Sharing foods and drinks: Cavities is a common chronic infectious transmissible disease resulting from bacteria (primarily Streptococci Mutans [fusion_builder_container hundred_percent=”yes” overflow=”visible”][fusion_builder_row][fusion_builder_column type=”1_1″ background_position=”left top” background_color=”” border_size=”” border_color=”” border_style=”solid” spacing=”yes” background_image=”” background_repeat=”no-repeat” padding=”” margin_top=”0px” margin_bottom=”0px” class=”” id=”” animation_type=”” animation_speed=”0.3″ animation_direction=”left” hide_on_mobile=”no” center_content=”no” min_height=”none”][MS]), that metabolize sugars to produce acid, which over time eats away tooth structure leading to cavities. Vertical transmission of MS from mother to infant is well documented. The higher the levels of maternal salivary MS, the greater the risk of the infant being colonized with MS leading to a higher risk of tooth decay, when the child has teeth. Along with salivary levels of MS, mother’s oral hygiene, periodontal disease, and snacking frequency are also associated with infant colonization. Reports indicate that horizontal transmission (for example, transmission between members of a group such as siblings of a similar age or children in a daycare center) also may be of concern.
Tips: Dental cavities is a disease that is generally preventable. If you have had quite a few cavities in the past, try to limit sharing cups, utensils, tooth brushes, etc. and swapping spit with your child so they do not acquire your bacteria. Try to take preventive measures at an early age in order to prevent the need for later surgical intervention or the treatment of those cavities.

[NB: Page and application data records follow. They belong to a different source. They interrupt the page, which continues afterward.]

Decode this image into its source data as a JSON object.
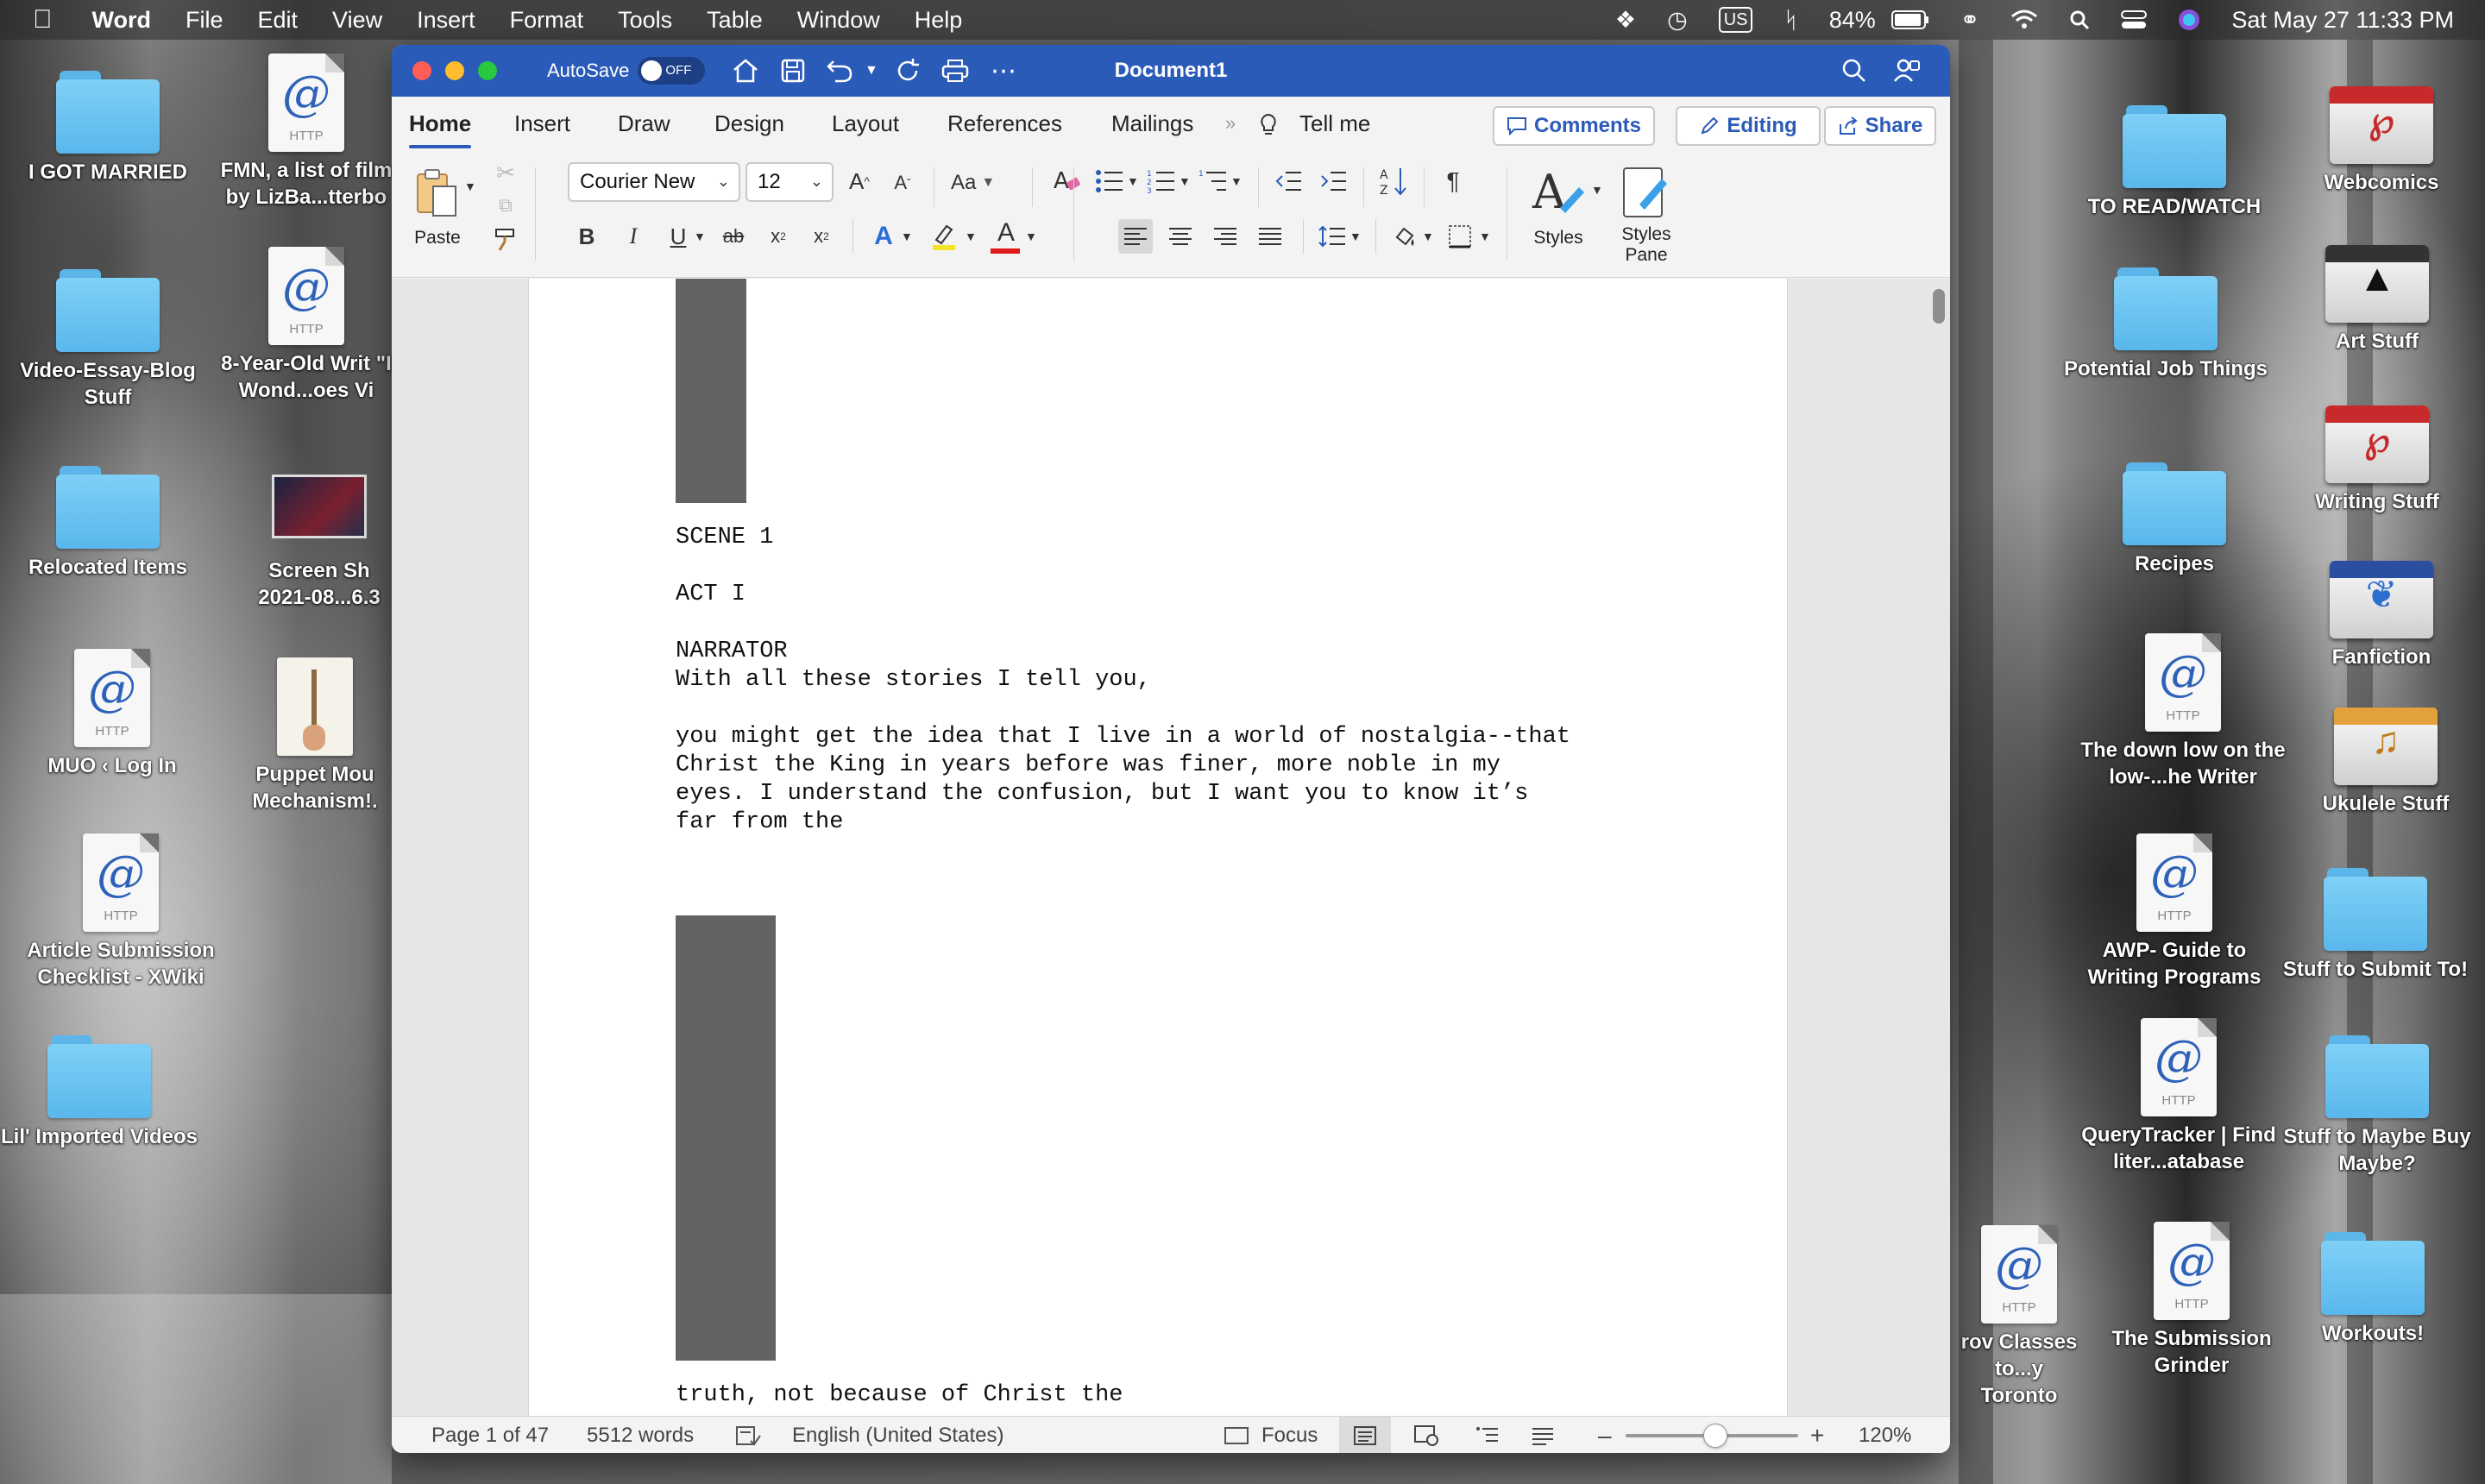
{
  "menubar": {
    "app": "Word",
    "items": [
      "File",
      "Edit",
      "View",
      "Insert",
      "Format",
      "Tools",
      "Table",
      "Window",
      "Help"
    ],
    "battery": "84%",
    "input_source": "US",
    "datetime": "Sat May 27  11:33 PM"
  },
  "desktop_left": [
    {
      "label": "I GOT MARRIED",
      "type": "folder"
    },
    {
      "label": "FMN, a list of film by LizBa...tterbo",
      "type": "http"
    },
    {
      "label": "Video-Essay-Blog Stuff",
      "type": "folder"
    },
    {
      "label": "8-Year-Old Writ \"I Wond...oes Vi",
      "type": "http"
    },
    {
      "label": "Relocated Items",
      "type": "folder"
    },
    {
      "label": "Screen Sh 2021-08...6.3",
      "type": "screenshot"
    },
    {
      "label": "MUO ‹ Log In",
      "type": "http"
    },
    {
      "label": "Puppet Mou Mechanism!.",
      "type": "puppet"
    },
    {
      "label": "Article Submission Checklist - XWiki",
      "type": "http"
    },
    {
      "label": "Lil' Imported Videos",
      "type": "folder"
    }
  ],
  "desktop_right": [
    {
      "label": "TO READ/WATCH",
      "type": "folder"
    },
    {
      "label": "Webcomics",
      "type": "drawer"
    },
    {
      "label": "Potential Job Things",
      "type": "folder"
    },
    {
      "label": "Art Stuff",
      "type": "drawer"
    },
    {
      "label": "Writing Stuff",
      "type": "drawer"
    },
    {
      "label": "Recipes",
      "type": "folder"
    },
    {
      "label": "Fanfiction",
      "type": "drawer"
    },
    {
      "label": "The down low on the low-...he Writer",
      "type": "http"
    },
    {
      "label": "Ukulele Stuff",
      "type": "drawer"
    },
    {
      "label": "AWP- Guide to Writing Programs",
      "type": "http"
    },
    {
      "label": "Stuff to Submit To!",
      "type": "folder"
    },
    {
      "label": "QueryTracker | Find liter...atabase",
      "type": "http"
    },
    {
      "label": "Stuff to Maybe Buy Maybe?",
      "type": "folder"
    },
    {
      "label": "rov Classes to...y Toronto",
      "type": "http"
    },
    {
      "label": "The Submission Grinder",
      "type": "http"
    },
    {
      "label": "Workouts!",
      "type": "folder"
    }
  ],
  "http_badge": "HTTP",
  "word": {
    "autosave_label": "AutoSave",
    "autosave_state": "OFF",
    "doc_title": "Document1",
    "tabs": [
      "Home",
      "Insert",
      "Draw",
      "Design",
      "Layout",
      "References",
      "Mailings"
    ],
    "tell_me": "Tell me",
    "comments": "Comments",
    "editing": "Editing",
    "share": "Share",
    "paste": "Paste",
    "font_name": "Courier New",
    "font_size": "12",
    "change_case": "Aa",
    "styles": "Styles",
    "styles_pane_1": "Styles",
    "styles_pane_2": "Pane",
    "accent": "#2b5bb8"
  },
  "document": {
    "lines_a": [
      "SCENE 1",
      "",
      "ACT I",
      "",
      "NARRATOR",
      "With all these stories I tell you,",
      "",
      "you might get the idea that I live in a world of nostalgia--that",
      "Christ the King in years before was finer, more noble in my",
      "eyes. I understand the confusion, but I want you to know it’s",
      "far from the"
    ],
    "line_b": "truth, not because of Christ the"
  },
  "status": {
    "page": "Page 1 of 47",
    "words": "5512 words",
    "language": "English (United States)",
    "focus": "Focus",
    "zoom": "120%"
  }
}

As always, make sure your child is visiting a trusted pediatric dentist to stay on top of any teeth issues.[/fusion_builder_column][/fusion_builder_row][/fusion_builder_container]